Just 1 minute can result in great benefits if you’re consistent with this practice.


To summarise, the way you breathe directly impacts how anxious you feel ahead of a stressful event. So, to get control of your nerves, you must take control of your breathing.

Next time you feel the physical symptoms of nerves when you’re presenting, take some deep breaths. Or better still, make it a daily habit.

“Take a deep breath” is not just a saying. It’s backed by science and will help you to calm down and think clearer. Which are all essential if you want to present with clarity and confidence!


Did you find this Article interesting? If so, I’d love to know what resonated the most. Please comment below!


Emily Edgeley is a Public Speaking Coach for the Technology industry.
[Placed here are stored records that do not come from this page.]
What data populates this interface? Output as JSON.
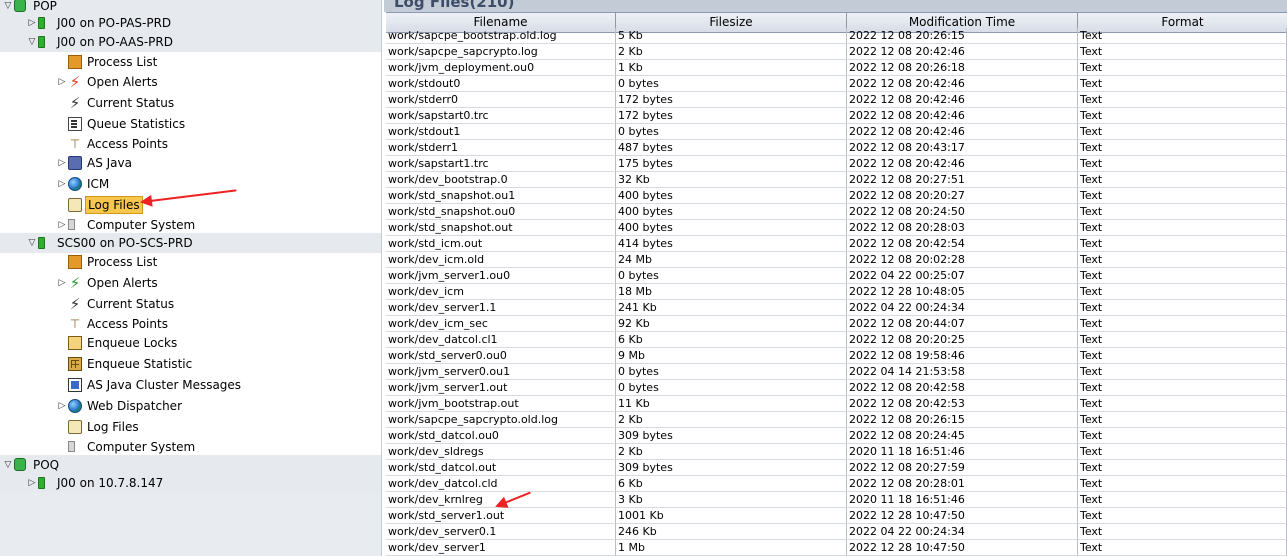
{
  "tree": {
    "items": [
      {
        "label": "POP",
        "level": 0,
        "twisty": "expanded",
        "icon": "database-icon",
        "band": true
      },
      {
        "label": "J00 on PO-PAS-PRD",
        "level": 1,
        "twisty": "collapsed",
        "icon": "server-instance-icon",
        "band": true
      },
      {
        "label": "J00 on PO-AAS-PRD",
        "level": 1,
        "twisty": "expanded",
        "icon": "server-instance-icon",
        "band": true
      },
      {
        "label": "Process List",
        "level": 2,
        "twisty": "",
        "icon": "process-list-icon"
      },
      {
        "label": "Open Alerts",
        "level": 2,
        "twisty": "collapsed",
        "icon": "alert-bolt-red-icon"
      },
      {
        "label": "Current Status",
        "level": 2,
        "twisty": "",
        "icon": "status-bolt-icon"
      },
      {
        "label": "Queue Statistics",
        "level": 2,
        "twisty": "",
        "icon": "queue-statistics-icon"
      },
      {
        "label": "Access Points",
        "level": 2,
        "twisty": "",
        "icon": "access-points-icon"
      },
      {
        "label": "AS Java",
        "level": 2,
        "twisty": "collapsed",
        "icon": "java-icon"
      },
      {
        "label": "ICM",
        "level": 2,
        "twisty": "collapsed",
        "icon": "globe-icon"
      },
      {
        "label": "Log Files",
        "level": 2,
        "twisty": "",
        "icon": "log-files-icon",
        "selected": true
      },
      {
        "label": "Computer System",
        "level": 2,
        "twisty": "collapsed",
        "icon": "computer-system-icon"
      },
      {
        "label": "SCS00 on PO-SCS-PRD",
        "level": 1,
        "twisty": "expanded",
        "icon": "server-instance-icon",
        "band": true
      },
      {
        "label": "Process List",
        "level": 2,
        "twisty": "",
        "icon": "process-list-icon"
      },
      {
        "label": "Open Alerts",
        "level": 2,
        "twisty": "collapsed",
        "icon": "alert-bolt-green-icon"
      },
      {
        "label": "Current Status",
        "level": 2,
        "twisty": "",
        "icon": "status-bolt-icon"
      },
      {
        "label": "Access Points",
        "level": 2,
        "twisty": "",
        "icon": "access-points-icon"
      },
      {
        "label": "Enqueue Locks",
        "level": 2,
        "twisty": "",
        "icon": "lock-icon"
      },
      {
        "label": "Enqueue Statistic",
        "level": 2,
        "twisty": "",
        "icon": "grid-icon"
      },
      {
        "label": "AS Java Cluster Messages",
        "level": 2,
        "twisty": "",
        "icon": "cluster-messages-icon"
      },
      {
        "label": "Web Dispatcher",
        "level": 2,
        "twisty": "collapsed",
        "icon": "globe-icon"
      },
      {
        "label": "Log Files",
        "level": 2,
        "twisty": "",
        "icon": "log-files-icon"
      },
      {
        "label": "Computer System",
        "level": 2,
        "twisty": "",
        "icon": "computer-system-icon"
      },
      {
        "label": "POQ",
        "level": 0,
        "twisty": "expanded",
        "icon": "database-icon",
        "band": true
      },
      {
        "label": "J00 on 10.7.8.147",
        "level": 1,
        "twisty": "collapsed",
        "icon": "server-instance-icon",
        "band": true
      }
    ]
  },
  "panel": {
    "title": "Log Files(210)",
    "columns": [
      "Filename",
      "Filesize",
      "Modification Time",
      "Format"
    ],
    "rows": [
      [
        "work/sapcpe_bootstrap.old.log",
        "5 Kb",
        "2022 12 08 20:26:15",
        "Text"
      ],
      [
        "work/sapcpe_sapcrypto.log",
        "2 Kb",
        "2022 12 08 20:42:46",
        "Text"
      ],
      [
        "work/jvm_deployment.ou0",
        "1 Kb",
        "2022 12 08 20:26:18",
        "Text"
      ],
      [
        "work/stdout0",
        "0 bytes",
        "2022 12 08 20:42:46",
        "Text"
      ],
      [
        "work/stderr0",
        "172 bytes",
        "2022 12 08 20:42:46",
        "Text"
      ],
      [
        "work/sapstart0.trc",
        "172 bytes",
        "2022 12 08 20:42:46",
        "Text"
      ],
      [
        "work/stdout1",
        "0 bytes",
        "2022 12 08 20:42:46",
        "Text"
      ],
      [
        "work/stderr1",
        "487 bytes",
        "2022 12 08 20:43:17",
        "Text"
      ],
      [
        "work/sapstart1.trc",
        "175 bytes",
        "2022 12 08 20:42:46",
        "Text"
      ],
      [
        "work/dev_bootstrap.0",
        "32 Kb",
        "2022 12 08 20:27:51",
        "Text"
      ],
      [
        "work/std_snapshot.ou1",
        "400 bytes",
        "2022 12 08 20:20:27",
        "Text"
      ],
      [
        "work/std_snapshot.ou0",
        "400 bytes",
        "2022 12 08 20:24:50",
        "Text"
      ],
      [
        "work/std_snapshot.out",
        "400 bytes",
        "2022 12 08 20:28:03",
        "Text"
      ],
      [
        "work/std_icm.out",
        "414 bytes",
        "2022 12 08 20:42:54",
        "Text"
      ],
      [
        "work/dev_icm.old",
        "24 Mb",
        "2022 12 08 20:02:28",
        "Text"
      ],
      [
        "work/jvm_server1.ou0",
        "0 bytes",
        "2022 04 22 00:25:07",
        "Text"
      ],
      [
        "work/dev_icm",
        "18 Mb",
        "2022 12 28 10:48:05",
        "Text"
      ],
      [
        "work/dev_server1.1",
        "241 Kb",
        "2022 04 22 00:24:34",
        "Text"
      ],
      [
        "work/dev_icm_sec",
        "92 Kb",
        "2022 12 08 20:44:07",
        "Text"
      ],
      [
        "work/dev_datcol.cl1",
        "6 Kb",
        "2022 12 08 20:20:25",
        "Text"
      ],
      [
        "work/std_server0.ou0",
        "9 Mb",
        "2022 12 08 19:58:46",
        "Text"
      ],
      [
        "work/jvm_server0.ou1",
        "0 bytes",
        "2022 04 14 21:53:58",
        "Text"
      ],
      [
        "work/jvm_server1.out",
        "0 bytes",
        "2022 12 08 20:42:58",
        "Text"
      ],
      [
        "work/jvm_bootstrap.out",
        "11 Kb",
        "2022 12 08 20:42:53",
        "Text"
      ],
      [
        "work/sapcpe_sapcrypto.old.log",
        "2 Kb",
        "2022 12 08 20:26:15",
        "Text"
      ],
      [
        "work/std_datcol.ou0",
        "309 bytes",
        "2022 12 08 20:24:45",
        "Text"
      ],
      [
        "work/dev_sldregs",
        "2 Kb",
        "2020 11 18 16:51:46",
        "Text"
      ],
      [
        "work/std_datcol.out",
        "309 bytes",
        "2022 12 08 20:27:59",
        "Text"
      ],
      [
        "work/dev_datcol.cld",
        "6 Kb",
        "2022 12 08 20:28:01",
        "Text"
      ],
      [
        "work/dev_krnlreg",
        "3 Kb",
        "2020 11 18 16:51:46",
        "Text"
      ],
      [
        "work/std_server1.out",
        "1001 Kb",
        "2022 12 28 10:47:50",
        "Text"
      ],
      [
        "work/dev_server0.1",
        "246 Kb",
        "2022 04 22 00:24:34",
        "Text"
      ],
      [
        "work/dev_server1",
        "1 Mb",
        "2022 12 28 10:47:50",
        "Text"
      ]
    ]
  },
  "colors": {
    "selected_bg": "#f7c64c",
    "arrow": "#e22222",
    "band": "#e6e9ee",
    "header_bg": "#dde3ec"
  }
}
Since 2017 she’s run over 100 group coaching sessions, coached more than 200 people privately and formally supported first time and experienced speakers at 10 Conferences, covering 1000+ people across the globe. 

She’s on a mission to help anyone in the Tech arena learn how to speak with clarity, impact and confidence. So they can share their ideas, boost their brand and start to enjoy public speaking.

She’s also a regular podcast guest, a writer, a single mum of one, a massive dog lover and a fan of cryptic crosswords.